Devastated by the heinous murder of his two-year old son at the hands of a serial killer just a handful of years after losing his wife in a freak accident, the last thing David Boyd wants to do is strap on a guitar, though that has always been his avenue of escape during bad times. But he’d never dreamed he would experience times as bad as this. David, Guitarist, singer, and song writer for death-metal band ‘Corpse Whisperer’ is, not surprisingly, inconsolable.
As a result of the crushing loss, he finds himself consumed by thoughts and wishes; and anger at the family he’d been cheated out of.
As he finally resorts to returning to the stage, the murders continue; the victims all death-metal performers and their families. Spread over a wide area, there appears to be no tie-in beyond the bands. The FBI Special Agent in charge of the case from the beginning works tirelessly to solve the case, offer David some closure, and see to it that the murderer gets what’s coming to him.
David is approached by a world famous psychic who claims she can contact his son; for a price. Desperate, and grasping at straws, David agrees. He soon discovers things are not as they seem. And neither is the psychic, who has her own motive for trying to reach the dead boy.
The story of a father’s love, which leads him to the brink of hell to avenge the death of his child.
I enjoyed this book. I bought a paperback version of Necromancer at the author’s book signing. At the very beginning, I felt bad for David. He lost his wife and his little boy. David just seemed to have bad luck all around. This made me hope that Special Agent John Paxton could capture the little boy Davey’s killer.
Eddie Roy has talent with writing imagery. For example, “…slid into oncoming traffic like an out-of-control turtle” and “…the ornate-looking chandelier dangling above him like a UFO against a bone-white sky.”
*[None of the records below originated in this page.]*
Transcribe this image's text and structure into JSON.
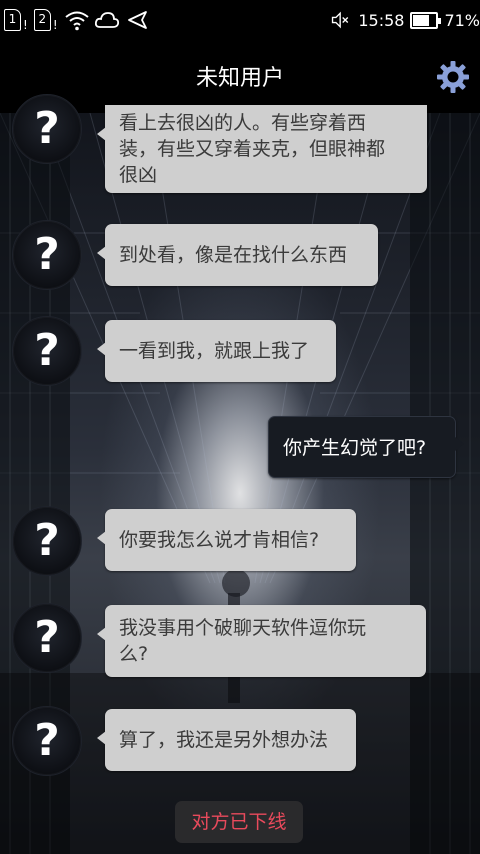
{
  "status_bar": {
    "sim1_label": "1",
    "sim2_label": "2",
    "sim_alert": "!",
    "time": "15:58",
    "battery_percent": "71%",
    "battery_level": 0.71,
    "icons": [
      "sim1-icon",
      "sim2-icon",
      "wifi-icon",
      "cloud-icon",
      "location-arrow-icon",
      "mute-icon",
      "battery-icon"
    ]
  },
  "header": {
    "title": "未知用户",
    "settings_icon": "gear-icon",
    "accent_color": "#8aa0d8"
  },
  "avatar_glyph": "?",
  "messages": [
    {
      "from": "other",
      "lines": [
        "看上去很凶的人。有些穿着西",
        "装，有些又穿着夹克，但眼神都",
        "很凶"
      ]
    },
    {
      "from": "other",
      "lines": [
        "到处看，像是在找什么东西"
      ]
    },
    {
      "from": "other",
      "lines": [
        "一看到我，就跟上我了"
      ]
    },
    {
      "from": "me",
      "lines": [
        "你产生幻觉了吧?"
      ]
    },
    {
      "from": "other",
      "lines": [
        "你要我怎么说才肯相信?"
      ]
    },
    {
      "from": "other",
      "lines": [
        "我没事用个破聊天软件逗你玩",
        "么?"
      ]
    },
    {
      "from": "other",
      "lines": [
        "算了，我还是另外想办法"
      ]
    }
  ],
  "footer": {
    "status_text": "对方已下线",
    "status_color": "#e94a5c"
  }
}
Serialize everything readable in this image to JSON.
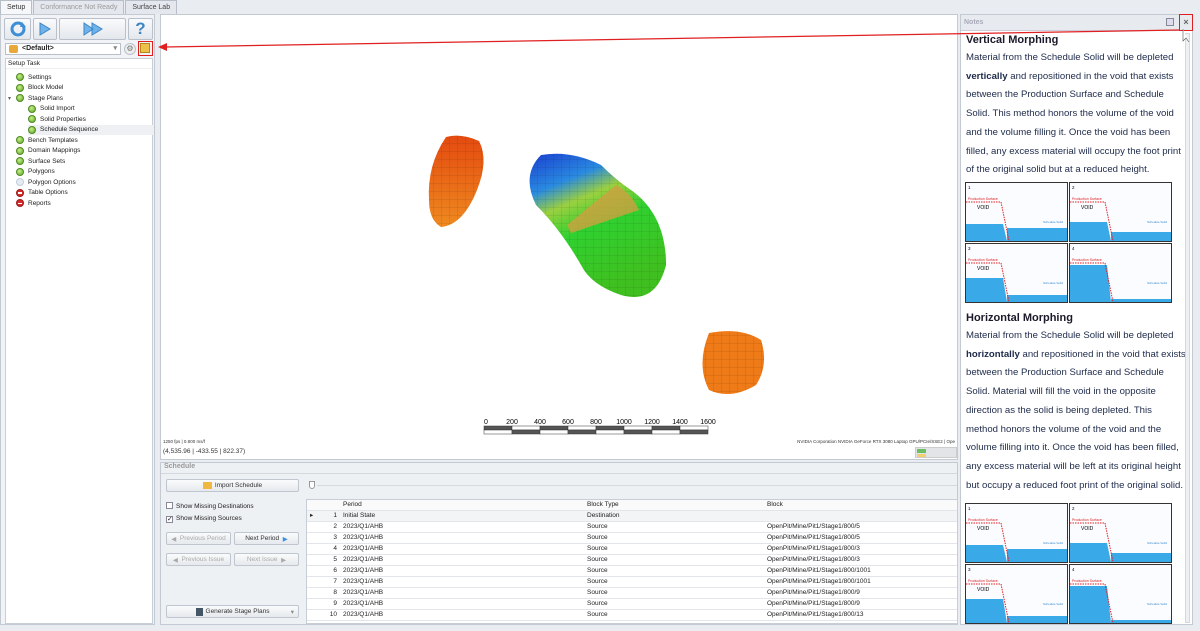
{
  "tabs": [
    {
      "label": "Setup",
      "active": true
    },
    {
      "label": "Conformance Not Ready"
    },
    {
      "label": "Surface Lab"
    }
  ],
  "toolbar": {
    "refresh_icon": "refresh-icon",
    "run_icon": "play-icon",
    "run_all_icon": "fast-forward-icon",
    "help_icon": "help-icon"
  },
  "profile": {
    "value": "<Default>",
    "settings_icon": "gear-icon",
    "notes_icon": "notes-icon"
  },
  "tree": {
    "header": "Setup Task",
    "items": [
      {
        "label": "Settings",
        "status": "ok",
        "level": 0
      },
      {
        "label": "Block Model",
        "status": "ok",
        "level": 0
      },
      {
        "label": "Stage Plans",
        "status": "ok",
        "level": 0,
        "expanded": true
      },
      {
        "label": "Solid Import",
        "status": "ok",
        "level": 1
      },
      {
        "label": "Solid Properties",
        "status": "ok",
        "level": 1
      },
      {
        "label": "Schedule Sequence",
        "status": "ok",
        "level": 1,
        "selected": true
      },
      {
        "label": "Bench Templates",
        "status": "ok",
        "level": 0
      },
      {
        "label": "Domain Mappings",
        "status": "ok",
        "level": 0
      },
      {
        "label": "Surface Sets",
        "status": "ok",
        "level": 0
      },
      {
        "label": "Polygons",
        "status": "ok",
        "level": 0
      },
      {
        "label": "Polygon Options",
        "status": "empty",
        "level": 0
      },
      {
        "label": "Table Options",
        "status": "error",
        "level": 0
      },
      {
        "label": "Reports",
        "status": "error",
        "level": 0
      }
    ]
  },
  "viewport": {
    "scale_ticks": [
      "0",
      "200",
      "400",
      "600",
      "800",
      "1000",
      "1200",
      "1400",
      "1600"
    ],
    "fps": "1250 fps | 0.800 ms/f",
    "coords": "(4,535.96 | -433.55 | 822.37)",
    "gpu": "NVIDIA Corporation NVIDIA GeForce RTX 3080 Laptop GPU/PCIe/SSE2 | Ope"
  },
  "schedule": {
    "title": "Schedule",
    "import_label": "Import Schedule",
    "show_missing_destinations": {
      "label": "Show Missing Destinations",
      "checked": false
    },
    "show_missing_sources": {
      "label": "Show Missing Sources",
      "checked": true
    },
    "previous_period": "Previous Period",
    "next_period": "Next Period",
    "previous_issue": "Previous Issue",
    "next_issue": "Next Issue",
    "generate_label": "Generate Stage Plans",
    "columns": [
      "Period",
      "Block Type",
      "Block"
    ],
    "rows": [
      [
        "1",
        "Initial State",
        "Destination",
        ""
      ],
      [
        "2",
        "2023/Q1/AHB",
        "Source",
        "OpenPit/Mine/Pit1/Stage1/800/5"
      ],
      [
        "3",
        "2023/Q1/AHB",
        "Source",
        "OpenPit/Mine/Pit1/Stage1/800/5"
      ],
      [
        "4",
        "2023/Q1/AHB",
        "Source",
        "OpenPit/Mine/Pit1/Stage1/800/3"
      ],
      [
        "5",
        "2023/Q1/AHB",
        "Source",
        "OpenPit/Mine/Pit1/Stage1/800/3"
      ],
      [
        "6",
        "2023/Q1/AHB",
        "Source",
        "OpenPit/Mine/Pit1/Stage1/800/1001"
      ],
      [
        "7",
        "2023/Q1/AHB",
        "Source",
        "OpenPit/Mine/Pit1/Stage1/800/1001"
      ],
      [
        "8",
        "2023/Q1/AHB",
        "Source",
        "OpenPit/Mine/Pit1/Stage1/800/9"
      ],
      [
        "9",
        "2023/Q1/AHB",
        "Source",
        "OpenPit/Mine/Pit1/Stage1/800/9"
      ],
      [
        "10",
        "2023/Q1/AHB",
        "Source",
        "OpenPit/Mine/Pit1/Stage1/800/13"
      ]
    ]
  },
  "notes": {
    "title": "Notes",
    "vertical": {
      "heading": "Vertical Morphing",
      "pre": "Material from the Schedule Solid will be depleted ",
      "bold": "vertically",
      "post": " and repositioned in the void that exists between the Production Surface and Schedule Solid. This method honors the volume of the void and the volume filling it. Once the void has been filled, any excess material will occupy the foot print of the original solid but at a reduced height."
    },
    "horizontal": {
      "heading": "Horizontal Morphing",
      "pre": "Material from the Schedule Solid will be depleted ",
      "bold": "horizontally",
      "post": " and repositioned in the void that exists between the Production Surface and Schedule Solid. Material will fill the void in the opposite direction as the solid is being depleted. This method honors the volume of the void and the volume filling into it. Once the void has been filled, any excess material will be left at its original height but occupy a reduced foot print of the original solid."
    },
    "diagram": {
      "production_surface": "Production Surface",
      "void": "VOID",
      "schedule_solid": "Schedule Solid",
      "panels": [
        "1",
        "2",
        "3",
        "4"
      ]
    }
  },
  "colors": {
    "accent_red": "#e02020",
    "water_blue": "#3aa9e8"
  }
}
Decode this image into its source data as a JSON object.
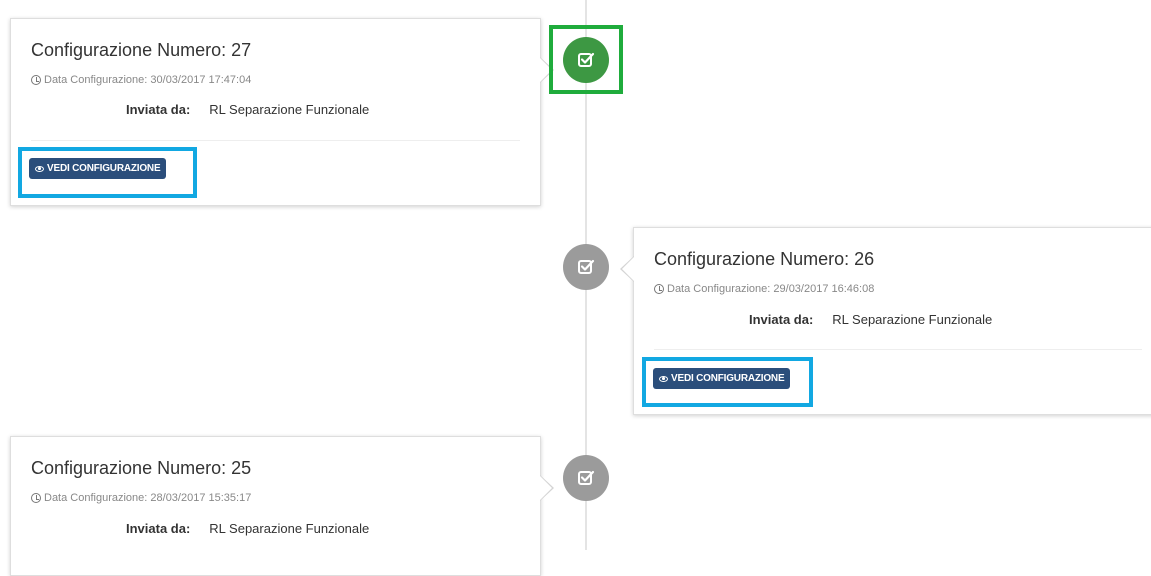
{
  "timeline": {
    "entries": [
      {
        "title": "Configurazione Numero: 27",
        "date": "Data Configurazione: 30/03/2017 17:47:04",
        "sender_label": "Inviata da:",
        "sender_value": "RL Separazione Funzionale",
        "button_label": "VEDI CONFIGURAZIONE",
        "status": "active"
      },
      {
        "title": "Configurazione Numero: 26",
        "date": "Data Configurazione: 29/03/2017 16:46:08",
        "sender_label": "Inviata da:",
        "sender_value": "RL Separazione Funzionale",
        "button_label": "VEDI CONFIGURAZIONE",
        "status": "inactive"
      },
      {
        "title": "Configurazione Numero: 25",
        "date": "Data Configurazione: 28/03/2017 15:35:17",
        "sender_label": "Inviata da:",
        "sender_value": "RL Separazione Funzionale",
        "status": "inactive"
      }
    ]
  },
  "colors": {
    "active_node": "#3d9843",
    "inactive_node": "#9b9b9b",
    "button_bg": "#2b4e7b",
    "button_highlight": "#12a8e2",
    "node_highlight": "#1fac3c"
  },
  "icons": {
    "node_icon": "check-square-icon",
    "date_icon": "clock-icon",
    "button_icon": "eye-icon"
  }
}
My paperback had some formatting issues. It was hit or miss with indentation of paragraphs. The majority of the book wasn’t indented at all, so it seemed like I was reading a big block of text, instead of having white space in the margins. There were a few typos with missing quotation marks with the dialogue.
My favorite lines from the book were: 1) David and Patty met about a year and a half after his creative desperation guided him in a direction he would eventually recognize as the beginning of his downward spiral. 2) David was addicted. He hated the music and the life, but he was addicted to the applause. 3) He probably wouldn’t continue drawing breath long enough to regret his carelessness. 4) They sat silently for a few moments, neither of them wanting to start a conversation, Paxton too hesitant, David too scared.
While reading, I couldn’t tell if the book was written in omniscience point-of-view or if the scenes were head hopping. Knowing every character’s thought process all at once didn’t leave any mystery. There was a lot of repetition with characters’ narrative summaries but it made sense because these characters were obsessed with what was going on around them. David was obsessed with losing his family in horrific ways. Agent Paxton was obsessed with finding justice for David. The bad guys were obsessed with bringing psychological warfare to David and Paxton, etc., etc.
The novella had great suspense towards the middle and last few scenes. It was cool seeing the villains portray themselves. At the end of the day, they were winning, so they were cocky with themselves. There was a satisfying ending. I was biting my nails scared for David’s safety. The ending tied everything together nicely.
I RECOMMEND this book to read.